↓↓↓

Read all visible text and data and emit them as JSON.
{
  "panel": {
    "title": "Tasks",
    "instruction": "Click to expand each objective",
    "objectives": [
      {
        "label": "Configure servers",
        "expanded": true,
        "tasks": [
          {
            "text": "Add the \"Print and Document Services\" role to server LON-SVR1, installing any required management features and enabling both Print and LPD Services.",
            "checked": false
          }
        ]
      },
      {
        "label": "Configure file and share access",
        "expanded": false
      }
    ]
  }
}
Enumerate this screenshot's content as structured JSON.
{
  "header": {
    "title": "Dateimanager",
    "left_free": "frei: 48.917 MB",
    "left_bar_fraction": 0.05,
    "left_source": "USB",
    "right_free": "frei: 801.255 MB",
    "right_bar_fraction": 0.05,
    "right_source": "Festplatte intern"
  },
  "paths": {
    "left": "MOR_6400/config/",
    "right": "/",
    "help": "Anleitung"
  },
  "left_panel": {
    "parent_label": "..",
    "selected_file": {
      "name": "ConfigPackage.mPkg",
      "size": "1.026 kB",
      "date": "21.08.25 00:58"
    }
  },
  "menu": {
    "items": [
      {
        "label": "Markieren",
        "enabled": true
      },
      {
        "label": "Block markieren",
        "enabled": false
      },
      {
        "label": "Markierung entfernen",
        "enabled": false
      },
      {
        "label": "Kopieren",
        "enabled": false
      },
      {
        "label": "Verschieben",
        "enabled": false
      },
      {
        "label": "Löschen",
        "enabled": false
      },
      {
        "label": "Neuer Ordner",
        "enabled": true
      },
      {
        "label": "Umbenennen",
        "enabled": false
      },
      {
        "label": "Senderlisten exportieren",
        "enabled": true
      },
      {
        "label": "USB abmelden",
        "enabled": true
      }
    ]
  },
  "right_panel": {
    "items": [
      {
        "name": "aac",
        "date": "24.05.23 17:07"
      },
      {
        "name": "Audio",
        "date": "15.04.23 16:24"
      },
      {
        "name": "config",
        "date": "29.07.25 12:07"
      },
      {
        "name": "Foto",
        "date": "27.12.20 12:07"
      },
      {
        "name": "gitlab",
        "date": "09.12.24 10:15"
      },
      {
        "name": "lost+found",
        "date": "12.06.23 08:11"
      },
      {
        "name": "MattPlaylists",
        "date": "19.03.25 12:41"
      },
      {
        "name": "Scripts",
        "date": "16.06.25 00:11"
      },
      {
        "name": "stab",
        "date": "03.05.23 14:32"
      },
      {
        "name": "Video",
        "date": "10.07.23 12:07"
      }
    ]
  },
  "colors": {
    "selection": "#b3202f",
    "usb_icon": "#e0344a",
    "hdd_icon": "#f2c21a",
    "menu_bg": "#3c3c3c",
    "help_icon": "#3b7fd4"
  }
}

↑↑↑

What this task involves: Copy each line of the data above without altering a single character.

Expected answer:
Read all visible text and data and emit them as JSON.
{
  "panel": {
    "title": "Tasks",
    "instruction": "Click to expand each objective",
    "objectives": [
      {
        "label": "Configure servers",
        "expanded": true,
        "tasks": [
          {
            "text": "Add the \"Print and Document Services\" role to server LON-SVR1, installing any required management features and enabling both Print and LPD Services.",
            "checked": false
          }
        ]
      },
      {
        "label": "Configure file and share access",
        "expanded": false
      }
    ]
  }
}
Enumerate this screenshot's content as structured JSON.
{
  "header": {
    "title": "Dateimanager",
    "left_free": "frei: 48.917 MB",
    "left_bar_fraction": 0.05,
    "left_source": "USB",
    "right_free": "frei: 801.255 MB",
    "right_bar_fraction": 0.05,
    "right_source": "Festplatte intern"
  },
  "paths": {
    "left": "MOR_6400/config/",
    "right": "/",
    "help": "Anleitung"
  },
  "left_panel": {
    "parent_label": "..",
    "selected_file": {
      "name": "ConfigPackage.mPkg",
      "size": "1.026 kB",
      "date": "21.08.25 00:58"
    }
  },
  "menu": {
    "items": [
      {
        "label": "Markieren",
        "enabled": true
      },
      {
        "label": "Block markieren",
        "enabled": false
      },
      {
        "label": "Markierung entfernen",
        "enabled": false
      },
      {
        "label": "Kopieren",
        "enabled": false
      },
      {
        "label": "Verschieben",
        "enabled": false
      },
      {
        "label": "Löschen",
        "enabled": false
      },
      {
        "label": "Neuer Ordner",
        "enabled": true
      },
      {
        "label": "Umbenennen",
        "enabled": false
      },
      {
        "label": "Senderlisten exportieren",
        "enabled": true
      },
      {
        "label": "USB abmelden",
        "enabled": true
      }
    ]
  },
  "right_panel": {
    "items": [
      {
        "name": "aac",
        "date": "24.05.23 17:07"
      },
      {
        "name": "Audio",
        "date": "15.04.23 16:24"
      },
      {
        "name": "config",
        "date": "29.07.25 12:07"
      },
      {
        "name": "Foto",
        "date": "27.12.20 12:07"
      },
      {
        "name": "gitlab",
        "date": "09.12.24 10:15"
      },
      {
        "name": "lost+found",
        "date": "12.06.23 08:11"
      },
      {
        "name": "MattPlaylists",
        "date": "19.03.25 12:41"
      },
      {
        "name": "Scripts",
        "date": "16.06.25 00:11"
      },
      {
        "name": "stab",
        "date": "03.05.23 14:32"
      },
      {
        "name": "Video",
        "date": "10.07.23 12:07"
      }
    ]
  },
  "colors": {
    "selection": "#b3202f",
    "usb_icon": "#e0344a",
    "hdd_icon": "#f2c21a",
    "menu_bg": "#3c3c3c",
    "help_icon": "#3b7fd4"
  }
}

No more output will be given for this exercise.